With an emphasis on healing and family, Tribal juvenile healing to wellness courts focus not on a single act or crime, but on the root causes of addictive or abusive behavior that lead a youth to court involvement. Traditional methods look beyond individual accountability and seek to hold the community accountable for its youth, said Tasha Fridia, Assistant Director of the Tribal Youth Resource Center, who also spoke at the virtual event.
"Traditional methods that focus on healing often involve family, extended family, and community in the healing process."
—Tasha Fridia, Assistant Director, Tribal Youth Resource Center
Many Blackfeet youth have little knowledge about their culture and feel no connection to it, according to Chaniel Grant, Coordinator of the Blackfeet Nation's court project. Reconnecting clients to their Tribal culture is a critical component of Tribal juvenile healing to wellness courts.
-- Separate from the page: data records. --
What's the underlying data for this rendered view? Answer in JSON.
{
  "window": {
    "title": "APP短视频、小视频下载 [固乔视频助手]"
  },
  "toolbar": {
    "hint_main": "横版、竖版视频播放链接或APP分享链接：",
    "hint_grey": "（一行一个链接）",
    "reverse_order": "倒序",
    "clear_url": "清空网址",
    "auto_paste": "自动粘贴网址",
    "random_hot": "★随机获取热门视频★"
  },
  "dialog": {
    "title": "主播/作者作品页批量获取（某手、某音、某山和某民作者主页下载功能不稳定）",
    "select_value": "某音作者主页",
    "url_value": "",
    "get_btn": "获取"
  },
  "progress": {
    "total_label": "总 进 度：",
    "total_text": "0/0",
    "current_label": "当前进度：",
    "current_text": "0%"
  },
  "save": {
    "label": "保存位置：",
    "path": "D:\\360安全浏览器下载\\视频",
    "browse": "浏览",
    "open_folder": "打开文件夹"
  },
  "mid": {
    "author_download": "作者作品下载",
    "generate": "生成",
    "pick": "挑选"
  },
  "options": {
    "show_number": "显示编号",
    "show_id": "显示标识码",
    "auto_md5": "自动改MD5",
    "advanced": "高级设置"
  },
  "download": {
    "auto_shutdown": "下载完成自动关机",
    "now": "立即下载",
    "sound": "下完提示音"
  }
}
"Oftentimes we talk about 'walking in two worlds,'" said Ms. Fridia. "The juvenile healing to wellness court is a prime example of where we can weave those two worlds together to maximize how we're supporting our youth."
Before developing the new programming, the Blackfeet Nation's Tribal healing to wellness court conducted a community readiness assessment. This entailed forming an advisory circle of community stakeholders, interviewing Tribal leaders who work closely with Blackfeet youth, and meeting with Tribal elders and cultural advisers. The effort found a "huge desire" among Tribal stakeholders to integrate cultural programming into the court's curriculum, Ms. Grant said. The court hosted community forums with Tribal "knowledge holders" to learn which teachings would best help youth develop cultural connectedness. It then developed 13 "cultural learning modules" focused on the Blackfeet Nation's customs, language, and spirituality.
Tribal communities must measure their members' cultural connectedness, Ms. Grant emphasized. The use of cultural connectedness scales facilitates an understanding of the role culture plays in enhancing youth health and wellness, better preparing Tribes to treat individuals who misuse drugs and alcohol, she said. The Blackfeet court adapted an existing tool to test its youth participants.
The Blackfeet court anticipates introducing the new programming in the coming months. Plans to introduce it earlier were delayed due to the COVID-19 pandemic.
Watch a video of the conference session, "Engaging a Culturally Responsive Approach to Support Juvenile Healing to Wellness Court Participants."
OJJDP's Tribal Youth Resource Center provides free training and technical assistance to help Tribal communities plan, develop, and implement Tribal juvenile healing to wellness courts. Additional resources are available on the Tribal Law and Policy Institute's Tribal Healing to Wellness Court website.